*Task details*
Output the listing below verbatim, from its first line to its last.

*Provided material*

--- START ---

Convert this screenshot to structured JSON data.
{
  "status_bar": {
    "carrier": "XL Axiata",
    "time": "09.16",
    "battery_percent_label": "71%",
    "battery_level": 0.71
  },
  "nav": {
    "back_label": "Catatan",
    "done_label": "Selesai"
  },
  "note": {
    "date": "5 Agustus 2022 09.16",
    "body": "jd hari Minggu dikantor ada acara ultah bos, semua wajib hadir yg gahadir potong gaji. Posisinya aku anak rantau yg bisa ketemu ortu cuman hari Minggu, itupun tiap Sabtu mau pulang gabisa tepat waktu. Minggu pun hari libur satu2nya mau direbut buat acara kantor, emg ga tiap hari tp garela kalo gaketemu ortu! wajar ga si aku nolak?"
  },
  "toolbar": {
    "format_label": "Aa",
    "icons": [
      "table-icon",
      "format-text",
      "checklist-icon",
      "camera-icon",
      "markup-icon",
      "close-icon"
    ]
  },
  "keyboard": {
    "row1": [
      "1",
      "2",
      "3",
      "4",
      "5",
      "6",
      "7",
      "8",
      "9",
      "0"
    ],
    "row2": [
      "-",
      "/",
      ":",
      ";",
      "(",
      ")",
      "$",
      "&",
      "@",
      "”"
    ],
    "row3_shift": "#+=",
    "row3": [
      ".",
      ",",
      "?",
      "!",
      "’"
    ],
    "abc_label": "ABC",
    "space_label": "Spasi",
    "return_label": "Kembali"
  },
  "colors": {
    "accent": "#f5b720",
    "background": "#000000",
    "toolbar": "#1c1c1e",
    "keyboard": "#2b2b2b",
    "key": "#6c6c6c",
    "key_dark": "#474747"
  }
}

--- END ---

*Solution below*
Convert this screenshot to structured JSON data.
{
  "status_bar": {
    "carrier": "XL Axiata",
    "time": "09.16",
    "battery_percent_label": "71%",
    "battery_level": 0.71
  },
  "nav": {
    "back_label": "Catatan",
    "done_label": "Selesai"
  },
  "note": {
    "date": "5 Agustus 2022 09.16",
    "body": "jd hari Minggu dikantor ada acara ultah bos, semua wajib hadir yg gahadir potong gaji. Posisinya aku anak rantau yg bisa ketemu ortu cuman hari Minggu, itupun tiap Sabtu mau pulang gabisa tepat waktu. Minggu pun hari libur satu2nya mau direbut buat acara kantor, emg ga tiap hari tp garela kalo gaketemu ortu! wajar ga si aku nolak?"
  },
  "toolbar": {
    "format_label": "Aa",
    "icons": [
      "table-icon",
      "format-text",
      "checklist-icon",
      "camera-icon",
      "markup-icon",
      "close-icon"
    ]
  },
  "keyboard": {
    "row1": [
      "1",
      "2",
      "3",
      "4",
      "5",
      "6",
      "7",
      "8",
      "9",
      "0"
    ],
    "row2": [
      "-",
      "/",
      ":",
      ";",
      "(",
      ")",
      "$",
      "&",
      "@",
      "”"
    ],
    "row3_shift": "#+=",
    "row3": [
      ".",
      ",",
      "?",
      "!",
      "’"
    ],
    "abc_label": "ABC",
    "space_label": "Spasi",
    "return_label": "Kembali"
  },
  "colors": {
    "accent": "#f5b720",
    "background": "#000000",
    "toolbar": "#1c1c1e",
    "keyboard": "#2b2b2b",
    "key": "#6c6c6c",
    "key_dark": "#474747"
  }
}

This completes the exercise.